The aim of mindfulness therapy is to help you learn to be aware of your thoughts and bodily sensations, and in so doing be able to better cope with day to day emotions and problems.
Mindfulness is the basic human ability to be fully present, aware of where we are and what we’re doing, and not overly reactive or overwhelmed by what’s going on around us. Mindfulness is straight forward and it suggests that the mind is fully attending to what’s happening, to what you’re doing, to the space you’re moving through. That might seem trivial, except for the annoying fact that we so often veer from the matter at hand. Our mind takes flight, we lose touch with our body, and pretty soon we’re engrossed in obsessive thoughts about something that just happened or fretting about the future. And that makes us anxious.
When we use mindfulness in counselling/psychotherapy we focus on becoming aware of our internal experience. Helping clients to observe and notice their thoughts, feelings and sensations with acceptance and without dwelling or ruminating on the story of their negative thoughts.

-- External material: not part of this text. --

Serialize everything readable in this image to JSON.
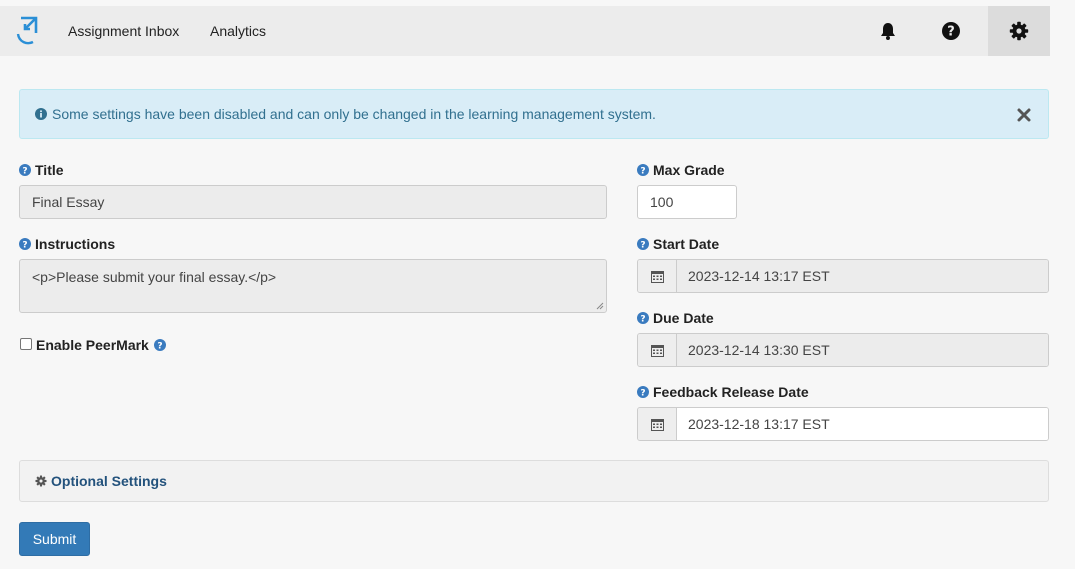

Mindfulness skills have many benefits which can help with:
- PTSD (post- traumatic stress disorder)
- Addictive Behaviour
- Disordered eating
- Physical problems
- Sleep problems